Caroline Jones, 45, of Cleethorpes, whose 19-year-old son Thomas used to attend Asdrel and now volunteers at the centre, said: "The whole reason Asdrel was set up is that the children couldn't cope within their schools. These children are basically being sent back into school full time with no support. I really don't know what's going to happen to them."
Thomas has been offered a place at Linkage College, in Grimsby, but is waiting to find out if the council will provide the funding for it.
Caroline said: "He's at home full time apart from one afternoon when he attends Asdrel. It is the only social interaction that he has. It's something that he looks forward to every week. He is not socialising and he is becoming more and more withdrawn."
Meanwhile, Denise Portus, one of the parents who led the campaign to fight the closure, described the move as a "money-saving exercise" and said Asdrel had been made a "scapegoat".

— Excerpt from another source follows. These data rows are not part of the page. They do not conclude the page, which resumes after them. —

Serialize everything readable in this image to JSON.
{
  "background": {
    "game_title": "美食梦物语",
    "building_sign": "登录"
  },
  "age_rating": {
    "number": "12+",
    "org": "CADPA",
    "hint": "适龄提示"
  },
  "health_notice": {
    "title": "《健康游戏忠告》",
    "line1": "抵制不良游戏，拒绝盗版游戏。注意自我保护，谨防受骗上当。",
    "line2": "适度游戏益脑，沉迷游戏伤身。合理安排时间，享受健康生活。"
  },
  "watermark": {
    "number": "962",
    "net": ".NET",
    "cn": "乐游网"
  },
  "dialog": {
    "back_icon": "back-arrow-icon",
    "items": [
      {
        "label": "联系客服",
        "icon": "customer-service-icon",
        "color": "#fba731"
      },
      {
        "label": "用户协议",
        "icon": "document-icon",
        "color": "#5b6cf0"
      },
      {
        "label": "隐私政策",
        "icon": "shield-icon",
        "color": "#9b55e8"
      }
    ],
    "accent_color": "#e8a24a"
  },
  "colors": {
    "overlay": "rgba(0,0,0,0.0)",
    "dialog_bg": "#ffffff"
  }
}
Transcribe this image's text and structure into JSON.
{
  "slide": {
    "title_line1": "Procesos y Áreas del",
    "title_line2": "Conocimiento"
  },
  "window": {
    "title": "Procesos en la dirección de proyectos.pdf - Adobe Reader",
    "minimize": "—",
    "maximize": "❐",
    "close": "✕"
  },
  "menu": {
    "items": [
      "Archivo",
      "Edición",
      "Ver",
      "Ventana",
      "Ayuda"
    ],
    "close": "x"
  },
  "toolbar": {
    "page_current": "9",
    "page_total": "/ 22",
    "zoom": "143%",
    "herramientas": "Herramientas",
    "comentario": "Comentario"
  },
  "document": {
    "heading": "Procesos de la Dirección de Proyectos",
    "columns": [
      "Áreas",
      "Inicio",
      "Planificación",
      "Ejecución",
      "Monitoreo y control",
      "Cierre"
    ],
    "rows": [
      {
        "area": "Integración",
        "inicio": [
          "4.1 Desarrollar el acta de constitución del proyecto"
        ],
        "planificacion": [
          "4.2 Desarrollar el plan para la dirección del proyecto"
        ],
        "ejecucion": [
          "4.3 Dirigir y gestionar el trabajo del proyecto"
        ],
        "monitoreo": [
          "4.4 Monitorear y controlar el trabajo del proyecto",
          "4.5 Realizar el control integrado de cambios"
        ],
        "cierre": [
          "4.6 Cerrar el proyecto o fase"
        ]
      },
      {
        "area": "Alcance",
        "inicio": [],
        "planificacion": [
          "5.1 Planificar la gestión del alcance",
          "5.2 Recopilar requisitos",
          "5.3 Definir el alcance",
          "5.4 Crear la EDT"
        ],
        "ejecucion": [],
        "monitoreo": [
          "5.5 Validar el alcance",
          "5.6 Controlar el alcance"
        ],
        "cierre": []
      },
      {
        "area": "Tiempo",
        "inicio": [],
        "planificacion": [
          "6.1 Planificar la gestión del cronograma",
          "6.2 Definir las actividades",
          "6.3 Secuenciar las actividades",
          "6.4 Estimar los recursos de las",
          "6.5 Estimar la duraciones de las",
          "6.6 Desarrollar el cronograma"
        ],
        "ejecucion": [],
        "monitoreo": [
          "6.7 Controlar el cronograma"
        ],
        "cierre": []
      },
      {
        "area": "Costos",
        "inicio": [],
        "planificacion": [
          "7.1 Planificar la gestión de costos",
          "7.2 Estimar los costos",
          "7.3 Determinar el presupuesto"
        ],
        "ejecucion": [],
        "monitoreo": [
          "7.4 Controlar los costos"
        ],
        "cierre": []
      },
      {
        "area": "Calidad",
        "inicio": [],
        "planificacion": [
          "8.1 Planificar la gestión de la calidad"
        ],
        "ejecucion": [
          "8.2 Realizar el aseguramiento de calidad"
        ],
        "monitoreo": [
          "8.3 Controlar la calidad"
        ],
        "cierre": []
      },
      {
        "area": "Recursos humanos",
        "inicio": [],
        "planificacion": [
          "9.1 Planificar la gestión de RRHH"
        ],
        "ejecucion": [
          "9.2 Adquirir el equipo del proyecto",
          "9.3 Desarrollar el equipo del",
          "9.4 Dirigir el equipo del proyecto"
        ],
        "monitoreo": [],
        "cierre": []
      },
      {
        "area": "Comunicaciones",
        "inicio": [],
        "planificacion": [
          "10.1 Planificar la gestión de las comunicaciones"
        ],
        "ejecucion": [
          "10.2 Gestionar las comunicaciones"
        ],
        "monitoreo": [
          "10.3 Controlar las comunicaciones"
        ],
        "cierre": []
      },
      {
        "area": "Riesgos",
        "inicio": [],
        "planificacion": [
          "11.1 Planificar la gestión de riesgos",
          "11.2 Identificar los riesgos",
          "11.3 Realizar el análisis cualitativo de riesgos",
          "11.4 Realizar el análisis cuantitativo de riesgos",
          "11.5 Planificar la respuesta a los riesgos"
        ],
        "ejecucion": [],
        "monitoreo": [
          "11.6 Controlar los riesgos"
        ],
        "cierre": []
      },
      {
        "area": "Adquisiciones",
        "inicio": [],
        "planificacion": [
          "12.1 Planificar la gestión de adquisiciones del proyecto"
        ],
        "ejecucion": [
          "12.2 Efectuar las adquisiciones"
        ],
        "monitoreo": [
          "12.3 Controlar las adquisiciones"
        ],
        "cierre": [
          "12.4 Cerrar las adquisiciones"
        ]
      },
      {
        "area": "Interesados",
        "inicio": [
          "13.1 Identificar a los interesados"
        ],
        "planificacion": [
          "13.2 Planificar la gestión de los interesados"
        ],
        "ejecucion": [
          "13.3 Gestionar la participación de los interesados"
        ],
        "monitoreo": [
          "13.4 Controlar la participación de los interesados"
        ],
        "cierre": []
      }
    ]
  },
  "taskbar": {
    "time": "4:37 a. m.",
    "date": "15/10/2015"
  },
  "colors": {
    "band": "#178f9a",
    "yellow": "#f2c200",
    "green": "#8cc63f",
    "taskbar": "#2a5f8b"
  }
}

Although her 12-year-old son Thomas no longer attends Asdrel, as he has secured a place at a special school in Brigg, she described the service as "brilliant".
Denise, 49, of Grimsby, said: "There's going to be a co-ordinator for the schools, but they will only go into the schools to advise. It will not be hands-on like it used to be.
"At Asdrel, if a child was having a melt-down they could leave the room and then come back in again. In a mainstream school with 25 to 30 kids in a classroom, if they don't conform they will be classed as naughty children.
"For those children who rely on Asdrel, this is going to be appalling. They won't get the individual support they do with Asdrel."
She said that a legal challenge against the closure had been put on hold because parents had not provided sufficient evidence to back up their case.
"It can't go any further until the lawyers have convincing evidence that things aren't right in schools."